Miller stays positive amid winless streak

Braves righty once again plagued by lack of run support

Miller stays positive amid winless streak

NEW YORK -- Shelby Miller has endured the mental fatigue that has developed as routine misfortune has plagued him for more than four winless months. But even after gaining another dubious distinction during Monday night's 4-0 loss to the Mets, the Braves' right-hander provided a positive spin on what has been a cruel season for him and his teammates.

"As bad as my streak has been, we're still playing hard baseball, and that is all that matters to me," Miller said. "It would be a lot different if it was going this way and it didn't seem like anybody was trying."

Despite limiting the Mets to just two earned runs over six innings, Miller became the first pitcher in Atlanta Braves history (since 1966) to go winless over the course of 23 consecutive starts. Unfortunately for the righty, this outing was reminiscent of many of the others by the All-Star hurler over this stretch that dates back to May 23.

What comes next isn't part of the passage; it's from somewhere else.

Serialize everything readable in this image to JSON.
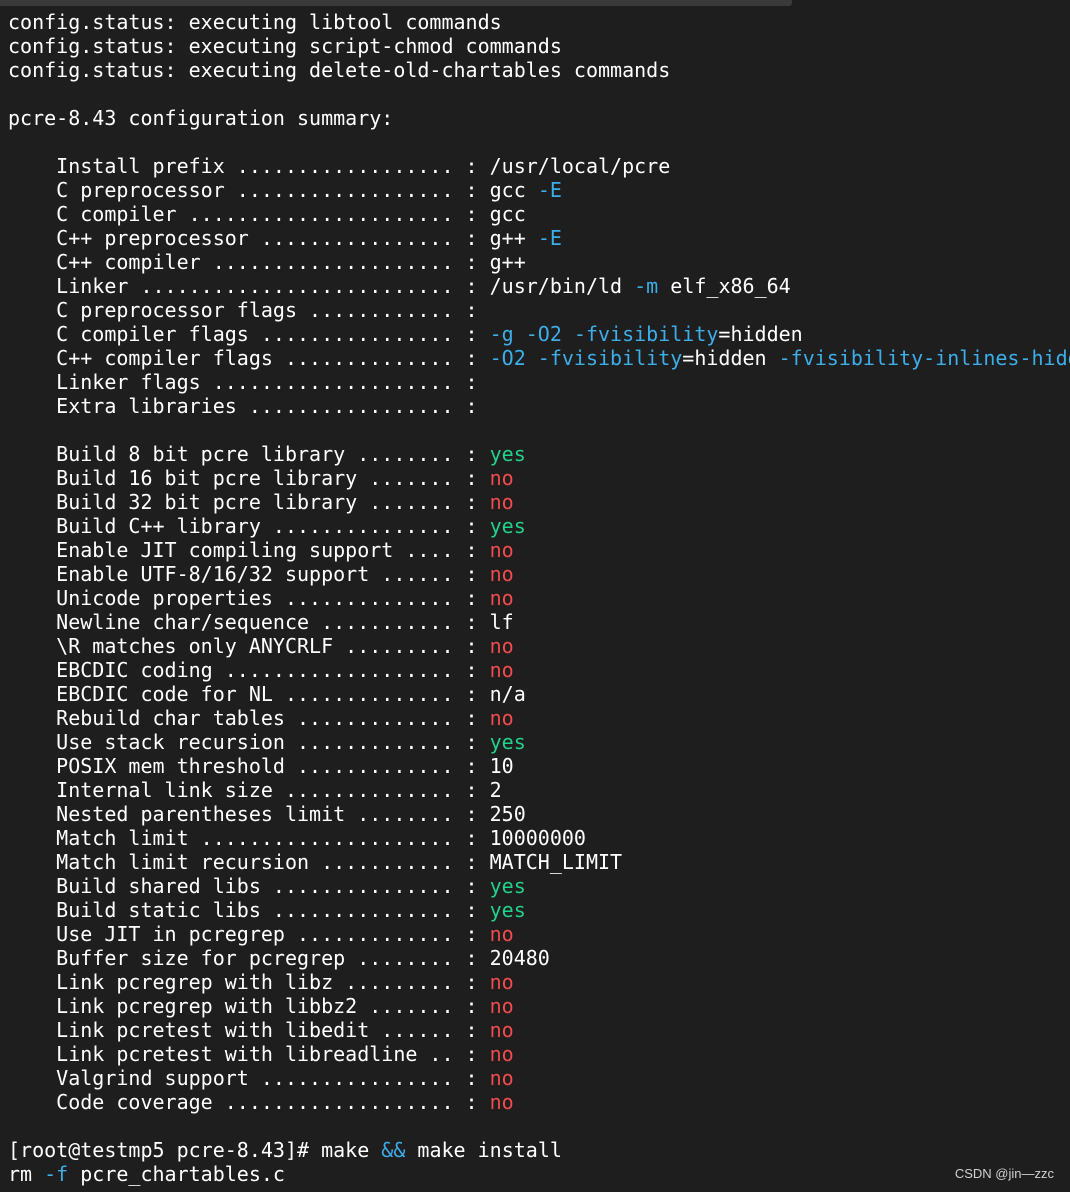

Miller has a respectable 3.65 ERA during this winless streak. He has surrendered two earned runs or fewer in 13 of those 23 starts, but he has also received zero runs of support in 12 of the outings.

"At the end of the day, where I sit with myself and where my stuff is and how my year has gone, it's been good," Miller said. "Obviously, I've had some ups and downs. You learn from those things and you take the positives and develop yourself into a better person, pitcher and teammate."

Though Miller has had some recent rough outings, he showed the Braves something as he battled through Monday's outing. He limited his first-inning damage to one run, despite allowing each of the first three batters to reach safely. Then after throwing 35 pitches during a second inning marred by Michael Conforto's opposite-field home run, he completed his 113-pitch effort without incurring any further damage.

"He's had a lot of bad luck," Braves manager Fredi Gonzalez said. "I though today he pitched really well."

Mark Bowman is a reporter for Listen to his podcast. This story was not subject to the approval of Major League Baseball or its clubs.